As tensions increased between the U.S. and the Spanish, President McKinley saw the need to establish contact with Cuban rebels who could serve as allies if war broke out. When McKinley asked Colonel Arthur L. Wagner to appoint an officer to contact General Garcia and his rebels, Wagner suggested Rowan, citing his knowledge of Cuba and his “previously-demonstrated ability to execute orders thoroughly and well.”
Rowan, having understood Wagner to be “a noted joker,” was initially unsure what to make of the request. Hours later, he was on a boat to Jamaica, ready to undertake “the most perilous journey [he] had ever undertaken, a journey fraught with danger at every turn, danger of death at the hands of a Spanish firing squad.” According to Rowan’s account of his historical journey, he sailed a small fishing vessel across 100 miles of open sea to Cuba. He and his party bushwhacked through dense jungle to avoid Spanish troops patrolling the roads and trails.

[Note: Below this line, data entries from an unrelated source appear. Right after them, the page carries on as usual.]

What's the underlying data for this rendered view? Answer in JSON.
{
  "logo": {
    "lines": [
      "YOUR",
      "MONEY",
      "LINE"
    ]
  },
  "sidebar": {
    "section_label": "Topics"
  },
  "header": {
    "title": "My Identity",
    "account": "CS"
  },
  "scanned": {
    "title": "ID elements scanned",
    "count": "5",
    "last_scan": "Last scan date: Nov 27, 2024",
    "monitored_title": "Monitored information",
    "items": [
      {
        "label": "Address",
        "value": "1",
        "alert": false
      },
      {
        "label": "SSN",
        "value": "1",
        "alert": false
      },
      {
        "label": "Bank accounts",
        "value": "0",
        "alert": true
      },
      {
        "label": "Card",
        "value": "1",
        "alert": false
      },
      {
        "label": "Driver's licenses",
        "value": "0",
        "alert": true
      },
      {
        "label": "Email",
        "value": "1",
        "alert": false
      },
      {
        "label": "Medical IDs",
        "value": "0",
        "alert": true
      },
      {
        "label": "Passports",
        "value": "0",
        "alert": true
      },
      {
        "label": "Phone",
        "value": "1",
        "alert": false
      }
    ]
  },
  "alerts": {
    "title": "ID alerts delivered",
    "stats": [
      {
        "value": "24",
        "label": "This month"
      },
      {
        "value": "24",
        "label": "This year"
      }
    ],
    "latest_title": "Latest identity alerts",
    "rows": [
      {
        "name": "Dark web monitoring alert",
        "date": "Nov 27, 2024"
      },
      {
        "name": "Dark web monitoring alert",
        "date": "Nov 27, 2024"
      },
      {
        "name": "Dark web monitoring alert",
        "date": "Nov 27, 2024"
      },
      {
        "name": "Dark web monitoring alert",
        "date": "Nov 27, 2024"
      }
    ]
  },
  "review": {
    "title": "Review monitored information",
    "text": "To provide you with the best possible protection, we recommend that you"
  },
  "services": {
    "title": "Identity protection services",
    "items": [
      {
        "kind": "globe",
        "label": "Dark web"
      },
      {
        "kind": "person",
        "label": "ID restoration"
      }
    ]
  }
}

Upon successfully reaching Garcia in the Oriente Mountains, Rowan established a rapport with the Cuban rebel commander who was eager to cooperate with the United States. Rowan gathered crucial intelligence and immediately embarked on the perilous journey back to America, crossing hostile waters accompanied by Garcia’s officers in a boat using gunny sacks for sails. Even with knowledge of the highest consequence of death, Rowan was able to think logically and remain prompt during his whirlwind covert mission.
Rowan’s outstanding mission became famous upon distribution of his 1899 pamphlet, A Message to Garcia. Rowan’s timeliness and ability to complete his task in the face of adversity was lauded as an example to young Americans who needed “a stiffening of the vertebrae which will cause them to be loyal to a trust, to act promptly, concentrate their energies, do the thing—carry a message to Garcia.” Leaders in the military and industrial spheres saw value in Rowan’s promptness, printing over a million copies to be distributed to workers and soldiers. The story was translated into several languages, becoming an international best seller.
While the consequences of Rowan’s failure would be purely speculative, the realm of ‘what if’ includes some bleak possibilities—most notably harm to American soldiers through acts of war. Rowan’s bravery earned him a Distinguished Service Cross along with the citation stating highlighting his promptness:
“At the outbreak of the Spanish-American campaign, Lieut. Rowan, under disguise, entered the enemy lines in Oriente, crossed the island of Cuba, and not only succeeded in delivering a message to Gen. Garcia, but secured secret information relative to existing military conditions in that region of such great value that it had an important bearing on the quick ending of the struggle and the complete success of the United States Army.”
Rowan also received the Order of Carlos Manuel de Cespedes – the Cuban government’s highest honor. Following his retirement after thirty years of military service, he passed in San Francisco and was buried with full military honors in Arlington National Cemetery.